Casually, Tinhara sauntered over to some adults, waving her hand at nearby children, as if silently greeting her own child. She smiled, gesturing with her head toward the playing children. She stayed on the edges, looking out toward the kids as if they were of more interest than the adults. They were in the middle of the conversation about the weather. Each circle she joined talked of other things, not of the taksin raid at Galmaq. It was a good sign.
Suddenly, someone shouted, “The Guards are on their way!” Everyone stood still, waiting for the confirmation like a herd of tawnluk. Tinhara and Hadyn waited too. The second warning came and everyone ran. They fled past this person and that person, Tinhara keeping hold of Hadyn’s hand. She called out for Lefe, but could not see him,
“They have found us!” Hadyn shouted over the din. Tinhara stopped short, just in time to avoid a collision with a sled, and then started running again.

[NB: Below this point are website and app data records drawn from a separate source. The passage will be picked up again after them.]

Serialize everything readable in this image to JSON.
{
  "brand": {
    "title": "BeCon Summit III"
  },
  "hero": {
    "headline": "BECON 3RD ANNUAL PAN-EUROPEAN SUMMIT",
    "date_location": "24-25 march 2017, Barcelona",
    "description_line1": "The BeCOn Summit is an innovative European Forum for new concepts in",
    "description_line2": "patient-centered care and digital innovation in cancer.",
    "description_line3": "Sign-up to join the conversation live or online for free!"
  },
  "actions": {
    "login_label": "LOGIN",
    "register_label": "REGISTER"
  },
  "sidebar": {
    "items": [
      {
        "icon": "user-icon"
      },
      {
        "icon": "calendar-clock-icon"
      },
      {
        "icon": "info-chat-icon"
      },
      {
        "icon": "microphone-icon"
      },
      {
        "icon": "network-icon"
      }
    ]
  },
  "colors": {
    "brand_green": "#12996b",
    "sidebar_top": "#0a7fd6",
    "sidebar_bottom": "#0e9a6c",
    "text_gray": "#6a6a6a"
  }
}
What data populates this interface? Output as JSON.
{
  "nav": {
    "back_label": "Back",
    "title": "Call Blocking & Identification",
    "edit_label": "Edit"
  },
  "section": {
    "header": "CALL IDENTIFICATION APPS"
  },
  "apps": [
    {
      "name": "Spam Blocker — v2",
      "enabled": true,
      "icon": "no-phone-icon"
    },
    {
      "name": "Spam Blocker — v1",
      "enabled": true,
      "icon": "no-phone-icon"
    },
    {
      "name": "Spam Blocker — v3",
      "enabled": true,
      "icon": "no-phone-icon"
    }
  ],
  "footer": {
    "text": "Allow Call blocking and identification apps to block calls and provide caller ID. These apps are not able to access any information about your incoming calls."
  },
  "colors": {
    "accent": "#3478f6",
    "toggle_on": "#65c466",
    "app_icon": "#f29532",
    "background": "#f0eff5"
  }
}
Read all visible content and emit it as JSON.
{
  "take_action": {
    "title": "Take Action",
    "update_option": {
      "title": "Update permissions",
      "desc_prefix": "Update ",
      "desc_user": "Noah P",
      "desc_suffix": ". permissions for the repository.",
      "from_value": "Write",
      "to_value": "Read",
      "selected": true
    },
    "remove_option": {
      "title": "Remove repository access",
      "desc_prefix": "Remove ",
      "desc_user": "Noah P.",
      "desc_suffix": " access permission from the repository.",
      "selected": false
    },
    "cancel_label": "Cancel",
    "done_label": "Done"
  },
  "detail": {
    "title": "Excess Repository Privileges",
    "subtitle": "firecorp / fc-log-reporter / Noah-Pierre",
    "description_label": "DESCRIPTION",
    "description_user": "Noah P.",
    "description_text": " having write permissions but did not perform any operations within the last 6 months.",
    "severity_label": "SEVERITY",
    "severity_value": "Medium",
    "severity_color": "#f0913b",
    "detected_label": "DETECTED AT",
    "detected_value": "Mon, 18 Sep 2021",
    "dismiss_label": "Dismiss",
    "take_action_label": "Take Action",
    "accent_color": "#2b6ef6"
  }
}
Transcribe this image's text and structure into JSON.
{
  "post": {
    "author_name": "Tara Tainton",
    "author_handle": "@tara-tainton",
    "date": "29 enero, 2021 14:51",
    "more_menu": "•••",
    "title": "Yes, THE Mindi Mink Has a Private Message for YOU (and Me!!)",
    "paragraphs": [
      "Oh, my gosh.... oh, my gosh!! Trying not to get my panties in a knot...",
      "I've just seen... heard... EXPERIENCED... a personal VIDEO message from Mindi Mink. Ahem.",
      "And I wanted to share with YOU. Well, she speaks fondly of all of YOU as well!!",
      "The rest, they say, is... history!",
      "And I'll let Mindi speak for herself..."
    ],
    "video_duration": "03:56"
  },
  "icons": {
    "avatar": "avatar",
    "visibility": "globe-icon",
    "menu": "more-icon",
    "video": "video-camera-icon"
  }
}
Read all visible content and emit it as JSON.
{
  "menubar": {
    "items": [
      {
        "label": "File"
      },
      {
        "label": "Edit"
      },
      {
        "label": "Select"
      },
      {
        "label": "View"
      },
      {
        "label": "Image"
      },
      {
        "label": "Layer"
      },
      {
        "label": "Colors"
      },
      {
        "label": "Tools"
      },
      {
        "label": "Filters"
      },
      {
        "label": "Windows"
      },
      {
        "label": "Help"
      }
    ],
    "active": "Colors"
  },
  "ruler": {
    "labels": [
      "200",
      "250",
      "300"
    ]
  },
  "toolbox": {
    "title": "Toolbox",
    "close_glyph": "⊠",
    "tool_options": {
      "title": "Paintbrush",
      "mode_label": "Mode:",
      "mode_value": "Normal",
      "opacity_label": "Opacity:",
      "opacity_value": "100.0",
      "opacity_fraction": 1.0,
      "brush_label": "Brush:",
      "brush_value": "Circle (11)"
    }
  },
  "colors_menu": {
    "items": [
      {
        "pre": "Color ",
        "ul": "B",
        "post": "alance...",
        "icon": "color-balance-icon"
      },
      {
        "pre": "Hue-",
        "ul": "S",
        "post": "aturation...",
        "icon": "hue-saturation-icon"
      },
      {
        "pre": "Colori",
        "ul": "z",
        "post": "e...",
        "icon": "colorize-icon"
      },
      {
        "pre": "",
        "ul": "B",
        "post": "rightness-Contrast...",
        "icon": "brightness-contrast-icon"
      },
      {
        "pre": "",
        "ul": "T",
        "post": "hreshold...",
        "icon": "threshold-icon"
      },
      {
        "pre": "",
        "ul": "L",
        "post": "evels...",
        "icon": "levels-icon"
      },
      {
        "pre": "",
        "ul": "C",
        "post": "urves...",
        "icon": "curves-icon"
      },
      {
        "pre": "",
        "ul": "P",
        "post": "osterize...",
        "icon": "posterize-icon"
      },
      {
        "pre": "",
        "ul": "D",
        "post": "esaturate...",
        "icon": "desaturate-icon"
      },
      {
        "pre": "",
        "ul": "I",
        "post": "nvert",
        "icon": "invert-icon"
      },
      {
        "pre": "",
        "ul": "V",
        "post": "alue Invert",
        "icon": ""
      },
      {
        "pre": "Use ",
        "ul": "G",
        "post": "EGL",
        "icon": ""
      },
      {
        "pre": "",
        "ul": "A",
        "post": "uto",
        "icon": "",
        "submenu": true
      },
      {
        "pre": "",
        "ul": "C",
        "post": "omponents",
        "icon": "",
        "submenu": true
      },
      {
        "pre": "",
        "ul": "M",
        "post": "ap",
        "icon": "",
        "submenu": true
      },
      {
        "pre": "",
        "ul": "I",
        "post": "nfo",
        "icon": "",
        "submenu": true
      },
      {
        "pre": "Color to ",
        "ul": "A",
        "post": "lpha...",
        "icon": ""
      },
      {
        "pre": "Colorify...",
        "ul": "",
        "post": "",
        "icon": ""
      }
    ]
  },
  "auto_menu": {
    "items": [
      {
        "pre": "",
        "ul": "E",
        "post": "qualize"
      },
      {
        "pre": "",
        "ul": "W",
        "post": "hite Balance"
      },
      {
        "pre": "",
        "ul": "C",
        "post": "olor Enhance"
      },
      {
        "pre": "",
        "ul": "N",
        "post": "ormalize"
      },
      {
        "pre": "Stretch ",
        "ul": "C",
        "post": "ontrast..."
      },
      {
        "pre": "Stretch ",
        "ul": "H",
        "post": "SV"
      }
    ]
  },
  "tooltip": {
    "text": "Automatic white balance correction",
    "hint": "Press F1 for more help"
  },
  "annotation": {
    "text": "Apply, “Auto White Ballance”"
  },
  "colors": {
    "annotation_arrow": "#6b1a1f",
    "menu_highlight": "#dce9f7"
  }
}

“No, they are just searching,” she said to reassure Hadyn.
“They now!” Lefe said as they neared him. Tinhara looked back and clearly saw the bright robes of the Karech magicians. “Go! Go!” he shouted as he leapt onto his dogsled. As if by magic, Huel had found them and was strapped in and ready to run. Lefe had made all the preparations and had ready the sleds, forewarned, perhaps, by Cyr.
“Let’s go. Go! Quickly, onto the sled,” she commanded. Hadyn jumped onto the edge and handed Tinhara the reins. Lefe shouted and his dogs took off while he ran behind, pushing his sled for a fast start. She slapped the reins down and yelled “Fit! Fit!” to get Huel moving. She yanked hard on the right lead, turning him in an arc to head south-east, following Lefe’s lead. “Fit!”
Huel raced away, picking up on the urgency in Tinhara’s voice. They bumped along over snowbanks, narrowly missing a man running on foot. “Don’t worry, I’ll get you home,” Tinhara said. Lefe turned around and waved at them, and Tinhara waved back. She was gaining on him.
“Do you, do you really think I’ll be able to get home? I’m not too sure I won’t end up back in the sin trade.” Hadyn fell silent now. Her head dropped down slightly and Tinhara let the conversation end there.